• Across the street is the Michael Gibbons Signature Gallery at 140 NE Alder St., in the Gibbons’ home and the former Episcopal vicarage. The gallery features the late artist’s original paintings of the Yaquina watershed, as well as 75 of his plein air paintings found in the archives of his studio. Many are not framed and range from 6-by-8-inch landscapes to much larger streetscapes. The gallery’s back garden will be closed during Art Walk.

• Adjacent to Gibbons’ gallery is St. John’s Episcopal Church at 110 NE Alder St. It will offer family art activities put on by Seashore Family Literacy, a nonprofit that promotes literacy and provides free meals for children. Directed by Senitila McKinley, of Waldport, Seashore will offer rock painting and origami peace signs for a take-home piece of art on Saturday, Sept. 4, and will host Ricky Dyson at noon Sunday, Sept. 5, reading stories, followed by McKinley leading a sing- and play-along ukulele session. Free books and literacy pillows will be given out both days, along with free school supplies.

“Michael knew Senitila and her husband quite well for a very long time,” Judy said. “We go back a long way with that family.”

• Ivan Kelly Studio & Gallery, around the corner at 207 E Graham St., has been an early and longtime participant in Art Walk. Kelly will display his original oil paintings; he is known for paintings of coastal landscapes, big game and maritime scenes, and is a signature member of the American Society of Marine Artists.

• Crow’s Nest Gallery & Studio at 305 N Main St., features the work of 15 artists, among them gallery founder Janet Runger with found object assemblages. Also featured at her gallery are Val Bolen, a tile and ceramic artist; Paula Teplitz, ceramics and mixed media; Jeff Gibford, photographer; and Tish Epperson, watercolors.
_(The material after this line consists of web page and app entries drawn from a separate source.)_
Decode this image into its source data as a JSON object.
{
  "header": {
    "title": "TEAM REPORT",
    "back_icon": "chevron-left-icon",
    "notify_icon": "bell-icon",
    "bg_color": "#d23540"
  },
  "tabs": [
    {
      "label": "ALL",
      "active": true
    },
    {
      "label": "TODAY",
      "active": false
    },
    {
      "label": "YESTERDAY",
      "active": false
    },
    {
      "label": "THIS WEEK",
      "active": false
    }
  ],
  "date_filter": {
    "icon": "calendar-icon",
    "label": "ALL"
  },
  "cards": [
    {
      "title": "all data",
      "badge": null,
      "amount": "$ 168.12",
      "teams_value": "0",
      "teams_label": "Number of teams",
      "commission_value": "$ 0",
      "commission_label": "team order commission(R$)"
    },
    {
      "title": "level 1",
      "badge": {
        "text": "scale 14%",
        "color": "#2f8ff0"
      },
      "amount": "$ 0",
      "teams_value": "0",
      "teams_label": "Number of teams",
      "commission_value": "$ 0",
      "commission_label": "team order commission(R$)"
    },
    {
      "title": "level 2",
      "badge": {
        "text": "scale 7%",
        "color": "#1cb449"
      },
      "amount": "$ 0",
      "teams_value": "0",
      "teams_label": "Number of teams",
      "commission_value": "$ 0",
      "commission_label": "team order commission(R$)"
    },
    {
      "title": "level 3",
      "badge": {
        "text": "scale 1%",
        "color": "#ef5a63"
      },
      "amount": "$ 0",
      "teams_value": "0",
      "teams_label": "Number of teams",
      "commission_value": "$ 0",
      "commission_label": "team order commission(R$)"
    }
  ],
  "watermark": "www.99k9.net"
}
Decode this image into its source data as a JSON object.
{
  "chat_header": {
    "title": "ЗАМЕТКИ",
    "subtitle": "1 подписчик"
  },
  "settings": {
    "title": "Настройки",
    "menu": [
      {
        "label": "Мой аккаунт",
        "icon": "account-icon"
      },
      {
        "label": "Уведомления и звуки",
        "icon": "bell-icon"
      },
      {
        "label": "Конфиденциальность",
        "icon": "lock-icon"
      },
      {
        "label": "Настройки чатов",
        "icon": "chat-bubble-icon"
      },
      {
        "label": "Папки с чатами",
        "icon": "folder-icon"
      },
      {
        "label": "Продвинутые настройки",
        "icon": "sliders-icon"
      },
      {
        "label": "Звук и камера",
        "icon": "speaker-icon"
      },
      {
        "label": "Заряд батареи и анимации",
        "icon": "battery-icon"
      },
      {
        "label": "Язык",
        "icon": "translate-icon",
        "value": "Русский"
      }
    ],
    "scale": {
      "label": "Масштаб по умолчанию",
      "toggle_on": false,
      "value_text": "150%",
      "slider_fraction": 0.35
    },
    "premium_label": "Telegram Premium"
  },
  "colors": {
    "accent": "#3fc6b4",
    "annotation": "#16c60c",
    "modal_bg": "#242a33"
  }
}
Toledo Art Walk, continuing Gibbons’ dedication to promoting an appreciation of Toledo’s artists, celebrates its 27th year on Labor Day weekend, Saturday through Monday, Sept. 4-6, from 10 a.m. to 4 p.m. Admission to all participating galleries is free.